Freel Peak Hike
Freel Peak is the tallest mountain in the Lake Tahoe Basin at 10,881′. It’s possible to do it in a day but there are quite a few camping opportunities in the area, as well as a few other peaks to bag while you’re there!
- Trailhead: Via Star Lake: end of High Meadow Trail Rd – Open in Google Maps.
Via Armstrong Pass: end of Fountain Place Rd – Open in Google Maps.
- Length: 14.2 miles round-trip via Armstrong Pass; 17.8 miles round-trip via Star Lake.
- Difficulty: Moderate to Difficult towards the end.
- Usage: Hikers, horses, and mountain bikes; vehicles on some sections. Free.
- Best Time for Photography: Lake Tahoe is best photographed from the summit in mid-day to get the deep blues; otherwise there are some spectacular sunrise and sunset opportunities!
- Trail Info Current: August 4, 2015
- Further Reading: 500 Miles of South Lake Tahoe Hikes
- Go back to Lake Tahoe Hikes map
There are two popular ways to get to the summit of Freel Peak. The first is via the High Meadows Trail and past Star Lake. The second is via Armstrong Pass from Fountain Place Road. You can also access Armstrong Pass via Willow Creek Road (FS Road 50) but the trailhead can be difficult to find from here and the road is rough in spots.
From Star Lake
The trailhead for the High Meadow Trail is at the end of High Meadow Trail Rd, off of Pioneer Trail Rd in South Lake Tahoe. Star Lake is a gorgeous spot to camp at and take a swim to cool off in hot summer months. From here you can summit three of Tahoe’s tallest mountains; Freel Peak (10,881′), Job’s Sister (10,823′), and Job’s Peak (10,633).
For more information on getting to Star Lake, see my Star Lake guide.
From Star Lake, you’ll take the Tahoe Rim Trail southwest for 2.2 miles. You’ll only climb about 500 feet in these two miles, so it’s a nice hike here. You’ll pass through forest with occasional views of Tahoe, then pass through clearings with great views of Job’s Sister and Freel Peak.
From Fountain Place Road
The other trailhead is at the end of Fountain Place Rd, also off of Pioneer Trail Rd but further south closer to Meyers. Take this road all the way to the gate at the end of the road and park there.
I have yet to take this trail, but it seems like the initial climb might be more gradual with less switchbacks. You’ll climb only 1,000′ in the first three miles to Armstrong Pass, and from there have another 3 miles to climb just over 1,000′ along the mountainside.
There are a few places to camp along this portion of the trail and a few water sources, but none like Star Lake!
Freel Peak Summit
Eventually you’ll get to an intersection with a sign directing you to Freel Peak one mile away.
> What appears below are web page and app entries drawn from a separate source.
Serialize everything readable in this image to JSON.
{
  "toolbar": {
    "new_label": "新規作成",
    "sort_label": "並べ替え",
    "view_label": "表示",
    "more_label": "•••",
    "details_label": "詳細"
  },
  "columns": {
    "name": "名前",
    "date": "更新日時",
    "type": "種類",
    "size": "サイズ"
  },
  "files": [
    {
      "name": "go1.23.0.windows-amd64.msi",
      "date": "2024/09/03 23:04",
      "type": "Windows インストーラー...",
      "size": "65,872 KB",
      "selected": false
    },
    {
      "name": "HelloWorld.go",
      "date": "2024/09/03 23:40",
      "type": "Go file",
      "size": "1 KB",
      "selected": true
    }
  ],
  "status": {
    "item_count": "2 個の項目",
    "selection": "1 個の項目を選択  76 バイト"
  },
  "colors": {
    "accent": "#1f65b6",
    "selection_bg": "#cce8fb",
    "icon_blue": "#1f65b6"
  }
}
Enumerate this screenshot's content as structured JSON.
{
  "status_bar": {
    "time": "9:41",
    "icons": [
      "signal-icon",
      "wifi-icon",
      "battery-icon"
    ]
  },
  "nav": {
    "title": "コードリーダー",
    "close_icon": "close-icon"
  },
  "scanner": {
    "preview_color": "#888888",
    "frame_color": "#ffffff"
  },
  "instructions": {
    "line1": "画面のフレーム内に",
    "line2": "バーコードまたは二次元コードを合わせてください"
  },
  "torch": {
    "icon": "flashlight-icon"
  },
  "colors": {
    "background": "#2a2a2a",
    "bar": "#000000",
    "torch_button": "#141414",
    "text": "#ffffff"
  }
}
The climb from here is steep, about 1,300′ in one mile. The trail here has been recently improved with stone steps and switchbacks so that makes it slightly easier, and there’s nothing technical about it. You’ll have views of Tahoe most of the way behind Trimmer Peak.
The summit has traces of electrical equipment that used to grace the peak, but it’s since been removed. There’s just a very small area on the top with a low stone wall to hide behind on cold, windy days. Sign the trail register and enjoy the views!
If you’ve got some time, take the trail in the saddle between Freel Peak and Job’s Sister to summit the latter peak less than a mile away, and from there you can take another trail to Job’s Peak just over an additional mile.
Tips for the Freel Peak Hike
- It can get windy up at the top. Check the weather before you go. If South Lake Tahoe is seeing sustained winds of 10-15 miles an hour, you can bet it’ll be stronger and gusty up top.